Lamb was a fine player of fast bowling while the Smith brothers, although never playing together for England, cut a contrast for their county Hampshire – Chris a calm, studious patience; Robin a bundle of nervous energy with a withering square cut. Were they popular with the public? I’m not sure. Lamb and both Smiths were liked by team mates, but their harsh South Africa accents, which they never lost, always set them apart. As David Steele, a team mate of Lamb’s at Northants, once told him, “Lamby, you’ll never be an Englishman as long as words come out of your mouth.”
Kevin Pietersen came from the same province of South Africa as the Smiths. He also had to qualify in county cricket to become ‘English’ despite having a mother who was born here. Where he differed from them was in his reasons for wanting to play for England.
For Lamb and the Smiths, apartheid denied them an international outlet for their cricket skills due to sporting sanctions.

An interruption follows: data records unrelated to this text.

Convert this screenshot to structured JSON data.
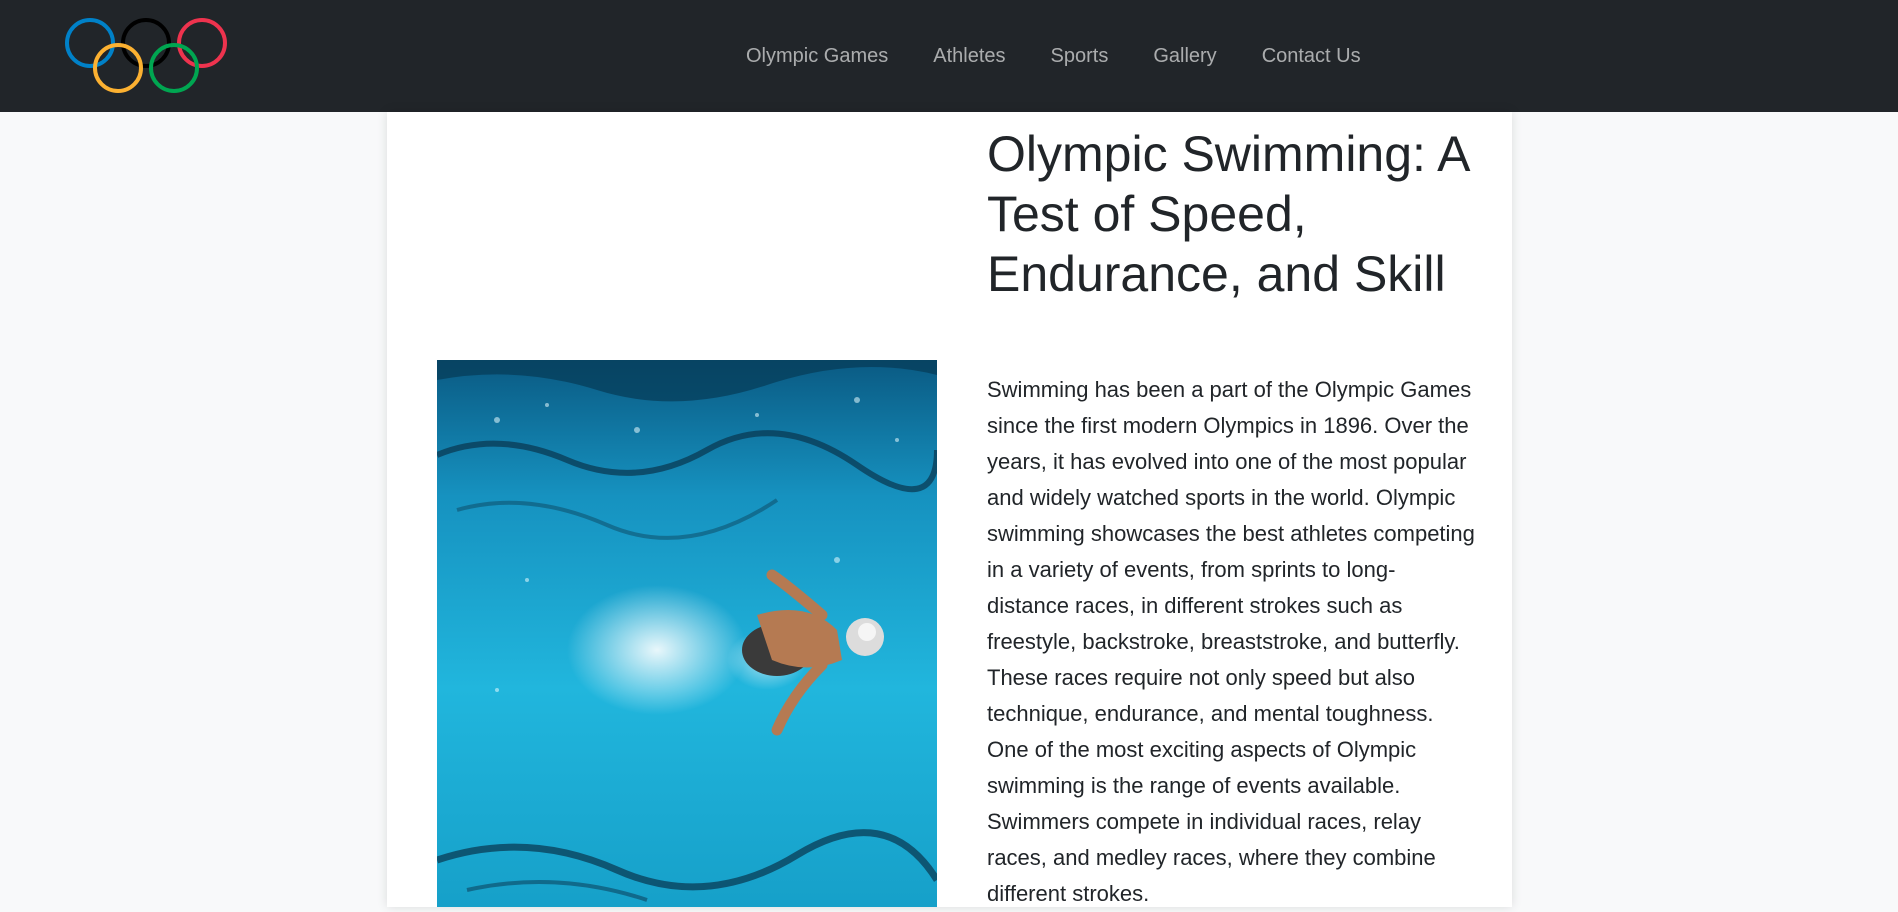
{
  "nav": {
    "logo_alt": "Olympic rings",
    "links": [
      "Olympic Games",
      "Athletes",
      "Sports",
      "Gallery",
      "Contact Us"
    ]
  },
  "article": {
    "title": "Olympic Swimming: A Test of Speed, Endurance, and Skill",
    "body": "Swimming has been a part of the Olympic Games since the first modern Olympics in 1896. Over the years, it has evolved into one of the most popular and widely watched sports in the world. Olympic swimming showcases the best athletes competing in a variety of events, from sprints to long-distance races, in different strokes such as freestyle, backstroke, breaststroke, and butterfly. These races require not only speed but also technique, endurance, and mental toughness. One of the most exciting aspects of Olympic swimming is the range of events available. Swimmers compete in individual races, relay races, and medley races, where they combine different strokes.",
    "image_subject": "swimmer-butterfly-stroke-photo"
  },
  "colors": {
    "navbar_bg": "#212529",
    "page_bg": "#f8f9fa",
    "ring_blue": "#0081c8",
    "ring_black": "#000000",
    "ring_red": "#ee334e",
    "ring_yellow": "#fcb131",
    "ring_green": "#00a651"
  }
}
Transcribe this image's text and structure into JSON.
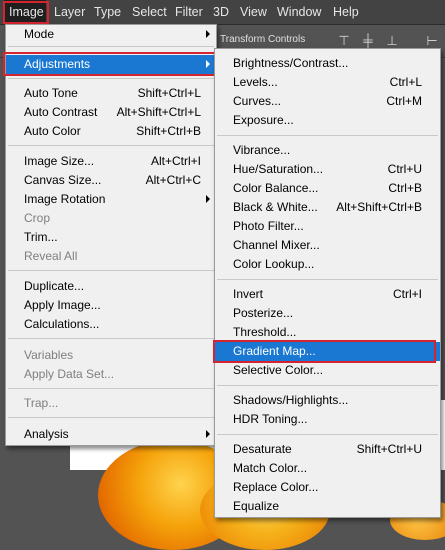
{
  "menubar": {
    "items": [
      "Image",
      "Layer",
      "Type",
      "Select",
      "Filter",
      "3D",
      "View",
      "Window",
      "Help"
    ]
  },
  "options_bar": {
    "transform_controls_label": "Transform Controls"
  },
  "image_menu": {
    "mode": "Mode",
    "adjustments": "Adjustments",
    "auto_tone": {
      "label": "Auto Tone",
      "shortcut": "Shift+Ctrl+L"
    },
    "auto_contrast": {
      "label": "Auto Contrast",
      "shortcut": "Alt+Shift+Ctrl+L"
    },
    "auto_color": {
      "label": "Auto Color",
      "shortcut": "Shift+Ctrl+B"
    },
    "image_size": {
      "label": "Image Size...",
      "shortcut": "Alt+Ctrl+I"
    },
    "canvas_size": {
      "label": "Canvas Size...",
      "shortcut": "Alt+Ctrl+C"
    },
    "image_rotation": "Image Rotation",
    "crop": "Crop",
    "trim": "Trim...",
    "reveal_all": "Reveal All",
    "duplicate": "Duplicate...",
    "apply_image": "Apply Image...",
    "calculations": "Calculations...",
    "variables": "Variables",
    "apply_data_set": "Apply Data Set...",
    "trap": "Trap...",
    "analysis": "Analysis"
  },
  "adjustments_menu": {
    "brightness_contrast": {
      "label": "Brightness/Contrast...",
      "shortcut": ""
    },
    "levels": {
      "label": "Levels...",
      "shortcut": "Ctrl+L"
    },
    "curves": {
      "label": "Curves...",
      "shortcut": "Ctrl+M"
    },
    "exposure": {
      "label": "Exposure...",
      "shortcut": ""
    },
    "vibrance": {
      "label": "Vibrance...",
      "shortcut": ""
    },
    "hue_saturation": {
      "label": "Hue/Saturation...",
      "shortcut": "Ctrl+U"
    },
    "color_balance": {
      "label": "Color Balance...",
      "shortcut": "Ctrl+B"
    },
    "black_white": {
      "label": "Black & White...",
      "shortcut": "Alt+Shift+Ctrl+B"
    },
    "photo_filter": {
      "label": "Photo Filter...",
      "shortcut": ""
    },
    "channel_mixer": {
      "label": "Channel Mixer...",
      "shortcut": ""
    },
    "color_lookup": {
      "label": "Color Lookup...",
      "shortcut": ""
    },
    "invert": {
      "label": "Invert",
      "shortcut": "Ctrl+I"
    },
    "posterize": {
      "label": "Posterize...",
      "shortcut": ""
    },
    "threshold": {
      "label": "Threshold...",
      "shortcut": ""
    },
    "gradient_map": {
      "label": "Gradient Map...",
      "shortcut": ""
    },
    "selective_color": {
      "label": "Selective Color...",
      "shortcut": ""
    },
    "shadows_highlights": {
      "label": "Shadows/Highlights...",
      "shortcut": ""
    },
    "hdr_toning": {
      "label": "HDR Toning...",
      "shortcut": ""
    },
    "desaturate": {
      "label": "Desaturate",
      "shortcut": "Shift+Ctrl+U"
    },
    "match_color": {
      "label": "Match Color...",
      "shortcut": ""
    },
    "replace_color": {
      "label": "Replace Color...",
      "shortcut": ""
    },
    "equalize": {
      "label": "Equalize",
      "shortcut": ""
    }
  },
  "colors": {
    "highlight": "#1a78d2",
    "callout_red": "#d4242f",
    "menu_bg": "#f0f0f0",
    "app_chrome": "#434343"
  }
}
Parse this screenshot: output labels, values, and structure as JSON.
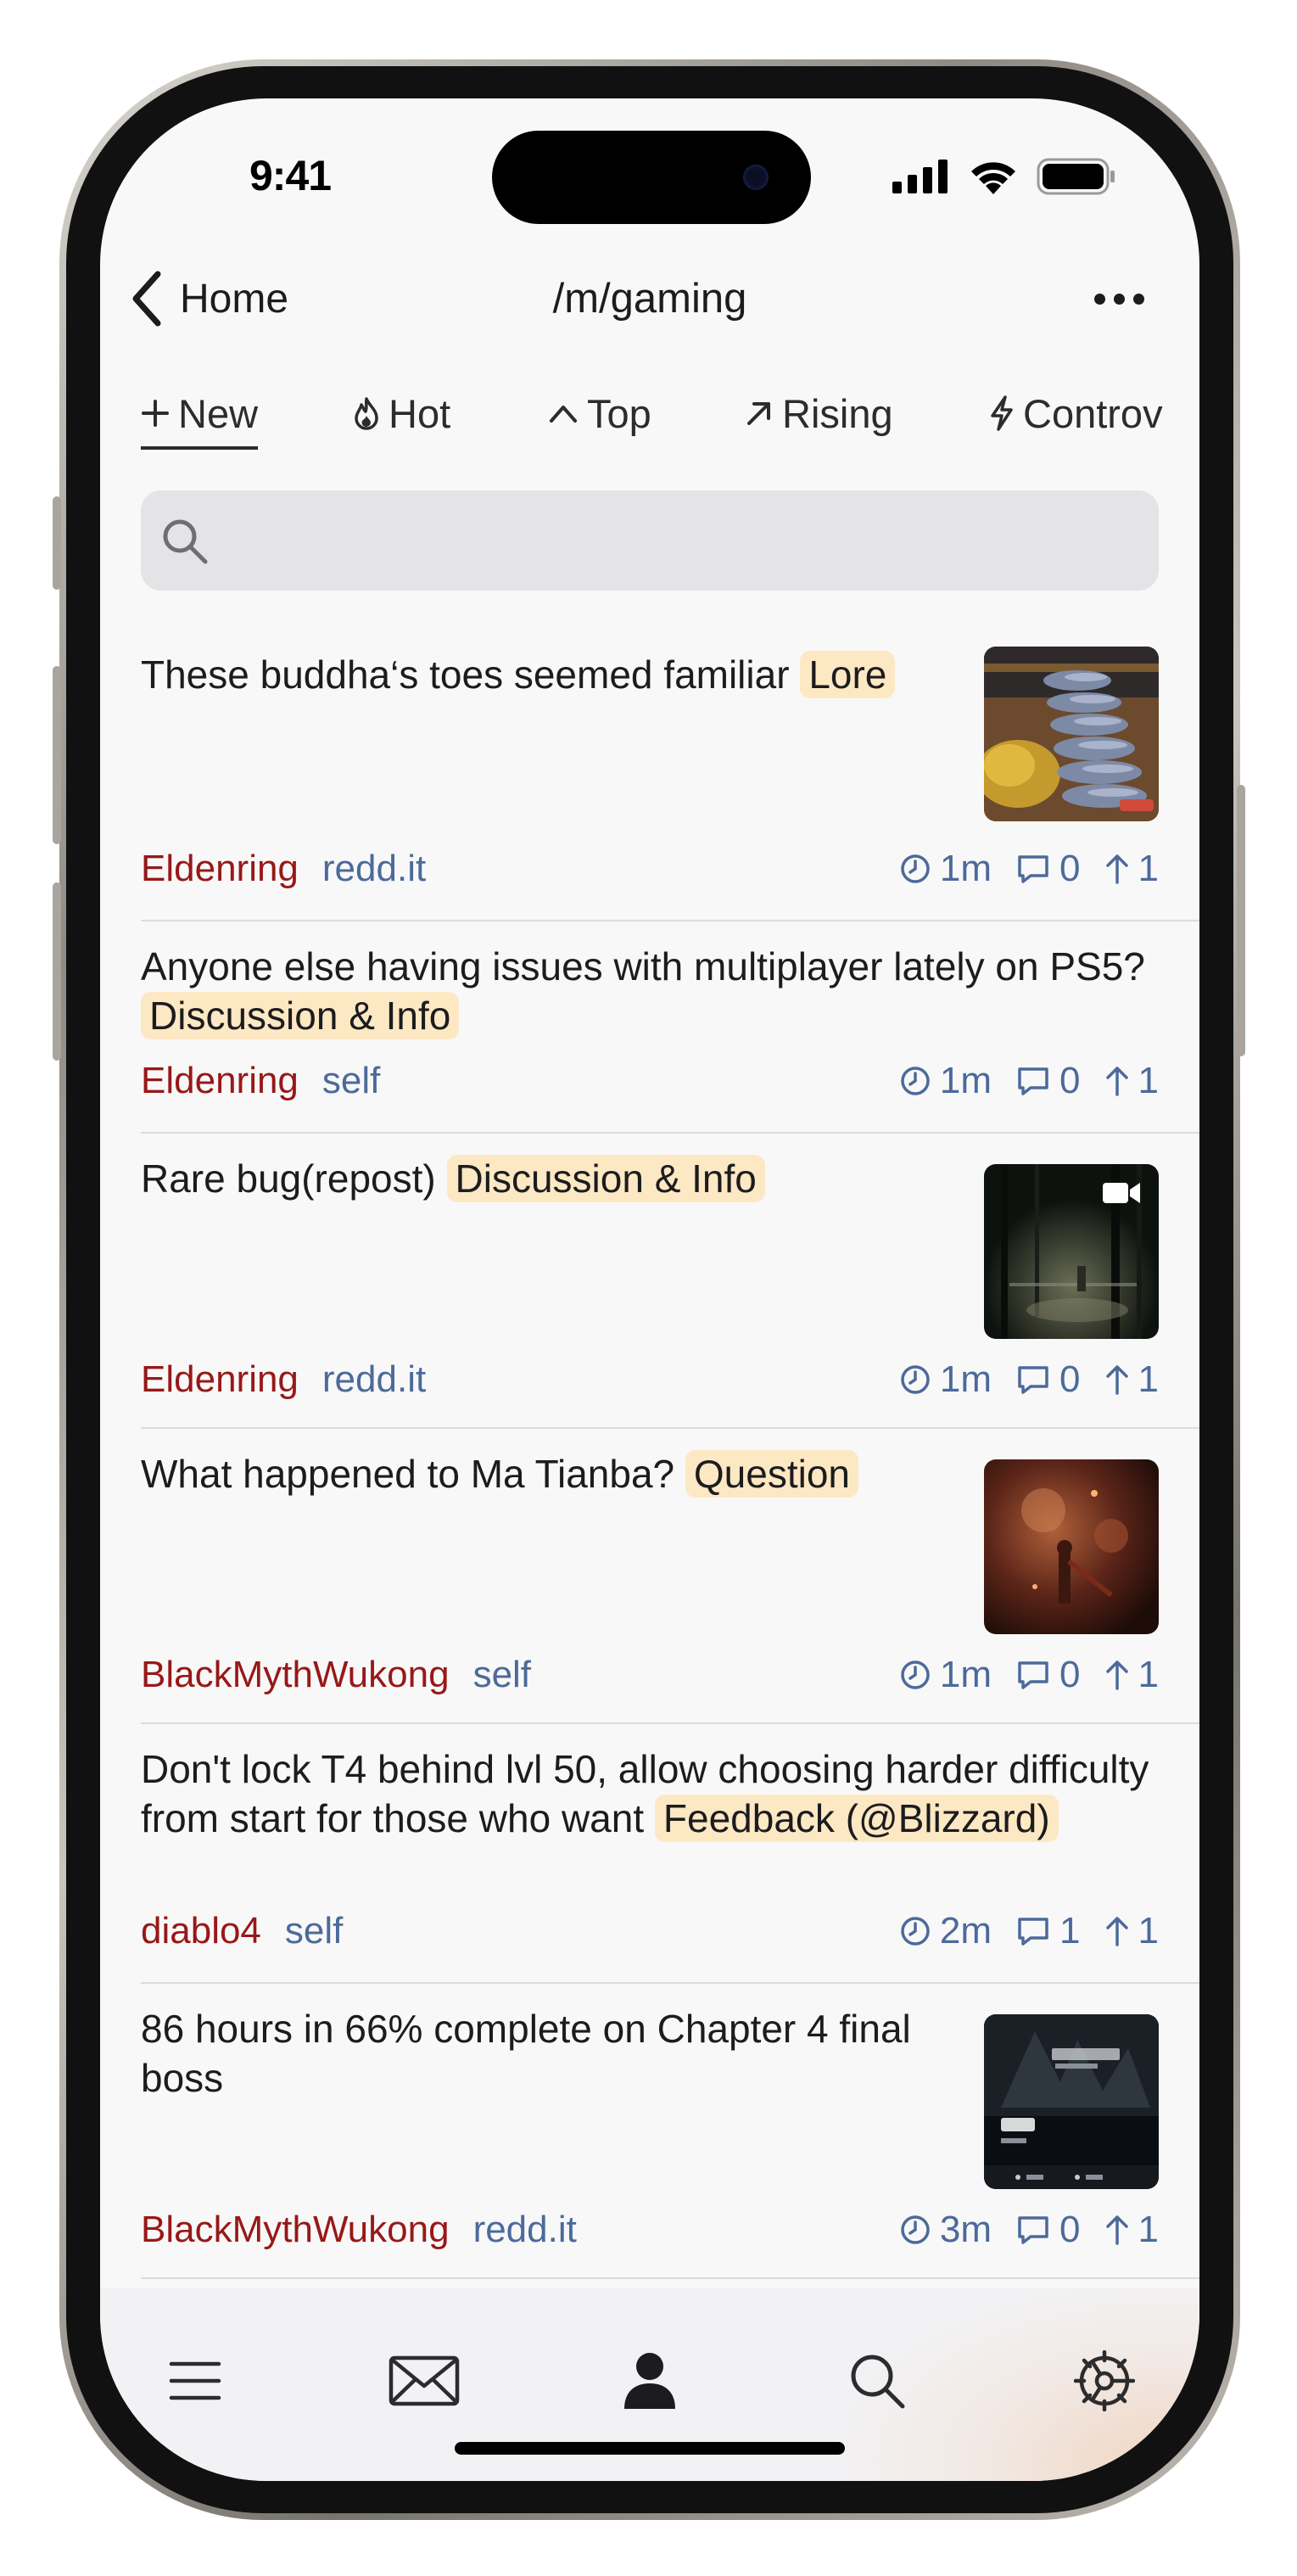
{
  "status_bar": {
    "time": "9:41"
  },
  "nav": {
    "back_label": "Home",
    "title": "/m/gaming"
  },
  "sort_tabs": [
    {
      "label": "New",
      "icon": "plus-icon",
      "active": true
    },
    {
      "label": "Hot",
      "icon": "flame-icon",
      "active": false
    },
    {
      "label": "Top",
      "icon": "chevron-up-icon",
      "active": false
    },
    {
      "label": "Rising",
      "icon": "arrow-up-right-icon",
      "active": false
    },
    {
      "label": "Controv",
      "icon": "bolt-icon",
      "active": false
    }
  ],
  "search": {
    "placeholder": "",
    "value": ""
  },
  "posts": [
    {
      "title": "These buddha‘s toes seemed familiar",
      "flair": "Lore",
      "community": "Eldenring",
      "domain": "redd.it",
      "age": "1m",
      "comments": "0",
      "votes": "1",
      "thumbnail": "reclining-buddha-photo",
      "video": false
    },
    {
      "title": "Anyone else having issues with multiplayer lately on PS5?",
      "flair": "Discussion & Info",
      "community": "Eldenring",
      "domain": "self",
      "age": "1m",
      "comments": "0",
      "votes": "1",
      "thumbnail": null,
      "video": false
    },
    {
      "title": "Rare bug(repost)",
      "flair": "Discussion & Info",
      "community": "Eldenring",
      "domain": "redd.it",
      "age": "1m",
      "comments": "0",
      "votes": "1",
      "thumbnail": "dark-forest-video",
      "video": true
    },
    {
      "title": "What happened to Ma Tianba?",
      "flair": "Question",
      "community": "BlackMythWukong",
      "domain": "self",
      "age": "1m",
      "comments": "0",
      "votes": "1",
      "thumbnail": "fiery-scene-photo",
      "video": false
    },
    {
      "title": "Don't lock T4 behind lvl 50, allow choosing harder difficulty from start for those who want",
      "flair": "Feedback (@Blizzard)",
      "community": "diablo4",
      "domain": "self",
      "age": "2m",
      "comments": "1",
      "votes": "1",
      "thumbnail": null,
      "video": false
    },
    {
      "title": "86 hours in 66% complete on Chapter 4 final boss",
      "flair": "",
      "community": "BlackMythWukong",
      "domain": "redd.it",
      "age": "3m",
      "comments": "0",
      "votes": "1",
      "thumbnail": "wukong-screen-photo",
      "video": false
    }
  ],
  "tab_bar": [
    {
      "name": "menu-icon"
    },
    {
      "name": "inbox-icon"
    },
    {
      "name": "profile-icon"
    },
    {
      "name": "search-icon"
    },
    {
      "name": "settings-icon"
    }
  ],
  "colors": {
    "community": "#981818",
    "meta_blue": "#4c6a9a",
    "flair_bg": "#fde8c4",
    "text": "#1c1c1e"
  }
}
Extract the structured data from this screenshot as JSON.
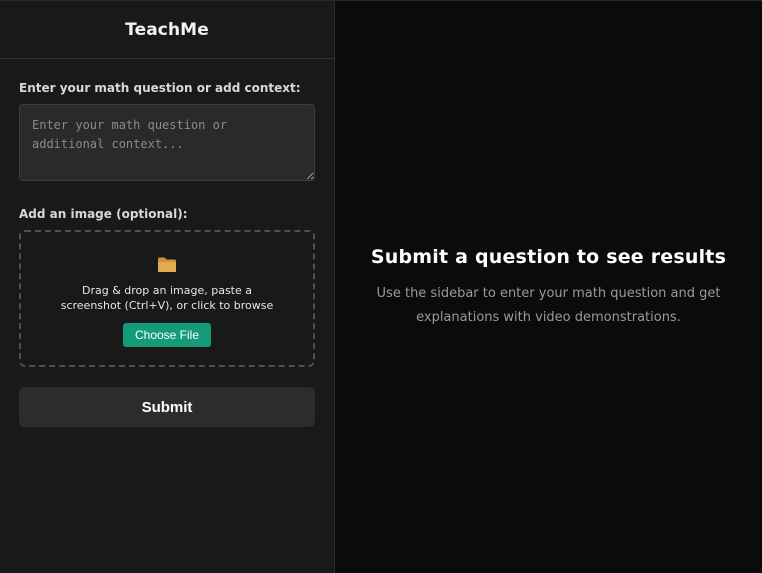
{
  "app": {
    "title": "TeachMe"
  },
  "form": {
    "question_label": "Enter your math question or add context:",
    "question_placeholder": "Enter your math question or additional context...",
    "question_value": "",
    "image_label": "Add an image (optional):",
    "dropzone": {
      "icon": "folder-icon",
      "text": "Drag & drop an image, paste a screenshot (Ctrl+V), or click to browse",
      "button_label": "Choose File"
    },
    "submit_label": "Submit"
  },
  "main": {
    "heading": "Submit a question to see results",
    "description": "Use the sidebar to enter your math question and get explanations with video demonstrations."
  },
  "colors": {
    "sidebar_bg": "#191919",
    "main_bg": "#0b0b0b",
    "accent": "#149b7a",
    "folder": "#d9a441"
  }
}
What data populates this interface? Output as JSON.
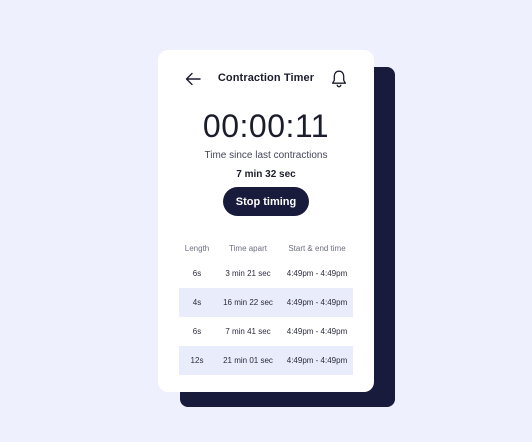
{
  "header": {
    "title": "Contraction Timer",
    "back_icon": "arrow-left-icon",
    "bell_icon": "bell-icon"
  },
  "timer": {
    "display": "00:00:11",
    "since_label": "Time since last contractions",
    "since_value": "7 min 32 sec",
    "stop_label": "Stop timing"
  },
  "table": {
    "headers": [
      "Length",
      "Time apart",
      "Start & end time"
    ],
    "rows": [
      [
        "6s",
        "3 min 21 sec",
        "4:49pm - 4:49pm"
      ],
      [
        "4s",
        "16 min 22 sec",
        "4:49pm - 4:49pm"
      ],
      [
        "6s",
        "7 min 41 sec",
        "4:49pm - 4:49pm"
      ],
      [
        "12s",
        "21 min 01 sec",
        "4:49pm - 4:49pm"
      ]
    ]
  },
  "colors": {
    "background": "#eef1fd",
    "accent_dark": "#181b3b",
    "row_shade": "#e9ecfb"
  }
}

Yet South Africa had been readmitted to international cricket by the time Pietersen began playing in earnest.
In a neat irony, Pietersen’s reason for wanting to play for England was that transformation quotas were denying him the opportunities players of colour, now being fast-tracked, were once denied under apartheid. Still, when he got his chance for England he became one of their finest batsmen until being dropped in unedifying circumstances in 2014.
Fans certainly admired Pietersen’s aggressive batting and inventive strokeplay. Many, though, failed to marry up the player who declared his love of playing for England by tattooing three lions on his arm, with the one who once told Australian player, Ed Cowan, during an England match against Australia ‘A’ – “I’m South African Eddie, this is just the day job.”
Aside from Greig, cricketers from abroad qualifying for England were rare before the 1980s. Gubby Allen (born Australia) and Ranjitsinhji (born India) were two who won Test caps, though there was an ambivalence towards Allen despite him attending Eton College and becoming more establishment than the establishment. The past 40 years has seen a glut of foreign-born players qualify and play for England, the latest being Keaton Jennings. Between him and Lamb are players like Andy Caddick, Geraint Jones, Adam and Ben Hollioake and Jonathan Trott to name but a few.
Born in South Africa, Jennings made his Test debut in Mumbai last month and christened it with a hundred. In the aftermath he professed surprised at the animosity he’d received on social media for playing for England after being born overseas. Now, a few bad eggs can make a big smell on social media, but there have been so many players qualifying for England in recent times that the public have become cynical. Indeed, many see them as little more than economic migrants and as such have found them hard to warm to.
In truth, the cricket-loving public in England has probably always had a detached relationship with foreign-born players who chose to qualify to play for England rather than the country of their birth. Choosing the one most beloved is not easy.
I know who I would pick, Robin Smith, but that is from the perspective of a team mate who shared a changing room with him, rather than an England supporter. For those of you in that camp, the choice will not be so easy.
This piece originally featured in The Cricket Paper, January 13 2017
Subscribe to the digital edition of The Cricket Paper here